If you answered “Yes” to more than one of these questions then your blog is not safe. You are giving out private information that somebody could use to steal your identity if not find out where you live.
True story. A girl in 2005 was chatting with a guy she thought was 19. Turned out he was 35. Using the information on her blog (full name, city/zip code, and job name/location) he figured out where she worked and in talking to her fellow employees got her schedule. He then waited for her to arrive for work, kidnapped her, molested her, and left her in a ditch.
If a thief knows your e-mail account they could find out your real name and anything else you may have posted on your e-mail provider’s profile of you, including your address and phone number.
Posting how much money you or your family makes (even if you made up the amount) can attract predators who will do and say anything to get information on you because they know that you have money. And predators can use your full name and what school you attended to find out your SSN.
What’s a Social Security Number?
Your Social Security Number (SSN) is the number the government uses to identify you specifically from everybody else. Since there are a million John Smiths in the country, there can only be one with that specific social security number.
Thieves use people’s SSNs to obtain driver’s licenses, bank loans, credit cards, and obtain work. They can even give your information over to the police as their own when they get arrested. In these cases, the thief’s background remains clean, but you now have an arrest record.
True story: A high school student went to work at his first job. When it was time for him to receive his paycheck he found that all of his wages had been garnished. Somebody had stolen his SSN and the IRS was now garnishing this kid’s wages for the thief’s child support payments.
Never give away your social security number. Not to anybody.
Some thieves go through the trouble of figuring out your SSN by the information available to them. The 1st three numbers are a geographic location, two mid numbers are batch numbers, and the last 4 numbers are your personal PIN. So all a thief needs to know is what your home town is and what year you were born in. With this they can hop onto the Social Security Administration’s website and find out the first 5 numbers. Then, if your school uses the last 4 digits of your SSN as your school ID number, a thief can call up pretending to be a relative and get those numbers. Now they have your entire SSN. From this they can order birth certificates, driver’s licenses, passports, etc. There have even been cases of the thief ordering genealogy reports on a victim so that they can answer questions a bank may ask like “Your mother’s maiden name” in order to open bank loans.

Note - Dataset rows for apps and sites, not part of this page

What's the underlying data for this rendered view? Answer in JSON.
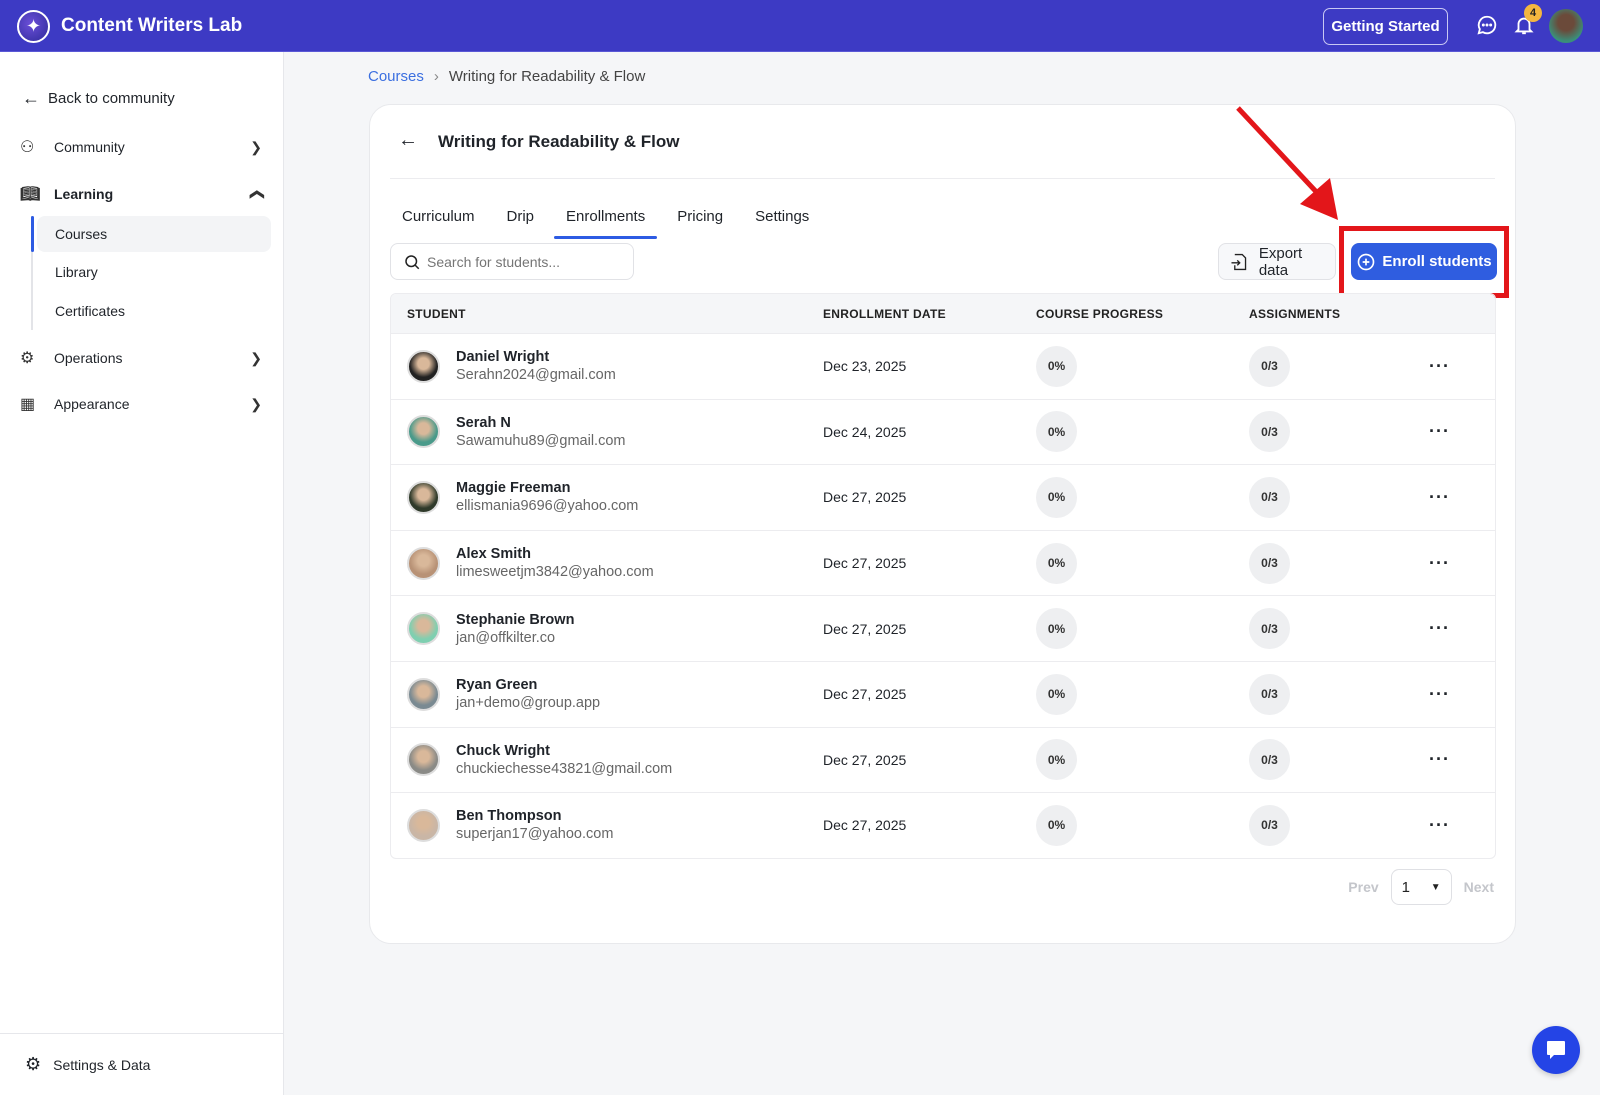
{
  "app": {
    "title": "Content Writers Lab",
    "getting_started": "Getting Started",
    "notification_count": "4"
  },
  "sidebar": {
    "back": "Back to community",
    "items": [
      {
        "label": "Community"
      },
      {
        "label": "Learning"
      },
      {
        "label": "Operations"
      },
      {
        "label": "Appearance"
      }
    ],
    "sub_items": [
      {
        "label": "Courses"
      },
      {
        "label": "Library"
      },
      {
        "label": "Certificates"
      }
    ],
    "footer": "Settings & Data"
  },
  "breadcrumb": {
    "root": "Courses",
    "current": "Writing for Readability & Flow"
  },
  "course": {
    "title": "Writing for Readability & Flow",
    "tabs": [
      {
        "label": "Curriculum"
      },
      {
        "label": "Drip"
      },
      {
        "label": "Enrollments"
      },
      {
        "label": "Pricing"
      },
      {
        "label": "Settings"
      }
    ],
    "search_placeholder": "Search for students...",
    "export_label": "Export data",
    "enroll_label": "Enroll students"
  },
  "table": {
    "headers": [
      "STUDENT",
      "ENROLLMENT DATE",
      "COURSE PROGRESS",
      "ASSIGNMENTS"
    ],
    "rows": [
      {
        "name": "Daniel Wright",
        "email": "Serahn2024@gmail.com",
        "date": "Dec 23, 2025",
        "progress": "0%",
        "assignments": "0/3",
        "color": "#222222"
      },
      {
        "name": "Serah N",
        "email": "Sawamuhu89@gmail.com",
        "date": "Dec 24, 2025",
        "progress": "0%",
        "assignments": "0/3",
        "color": "#4a9a8a"
      },
      {
        "name": "Maggie Freeman",
        "email": "ellismania9696@yahoo.com",
        "date": "Dec 27, 2025",
        "progress": "0%",
        "assignments": "0/3",
        "color": "#2f3a2a"
      },
      {
        "name": "Alex Smith",
        "email": "limesweetjm3842@yahoo.com",
        "date": "Dec 27, 2025",
        "progress": "0%",
        "assignments": "0/3",
        "color": "#b89276"
      },
      {
        "name": "Stephanie Brown",
        "email": "jan@offkilter.co",
        "date": "Dec 27, 2025",
        "progress": "0%",
        "assignments": "0/3",
        "color": "#7fcfb0"
      },
      {
        "name": "Ryan Green",
        "email": "jan+demo@group.app",
        "date": "Dec 27, 2025",
        "progress": "0%",
        "assignments": "0/3",
        "color": "#7a8a92"
      },
      {
        "name": "Chuck Wright",
        "email": "chuckiechesse43821@gmail.com",
        "date": "Dec 27, 2025",
        "progress": "0%",
        "assignments": "0/3",
        "color": "#8a8a86"
      },
      {
        "name": "Ben Thompson",
        "email": "superjan17@yahoo.com",
        "date": "Dec 27, 2025",
        "progress": "0%",
        "assignments": "0/3",
        "color": "#c9b6a6"
      }
    ]
  },
  "pagination": {
    "prev": "Prev",
    "page": "1",
    "next": "Next"
  }
}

This fact sheet should not be used in lieu of legal advice. Any requests to reproduce this material, other than by individual victims for their own use, should be directed to ITRC .
Copyright 2009. Identity Theft Resource Center®, all rights reserved. Created by the ITRC Staff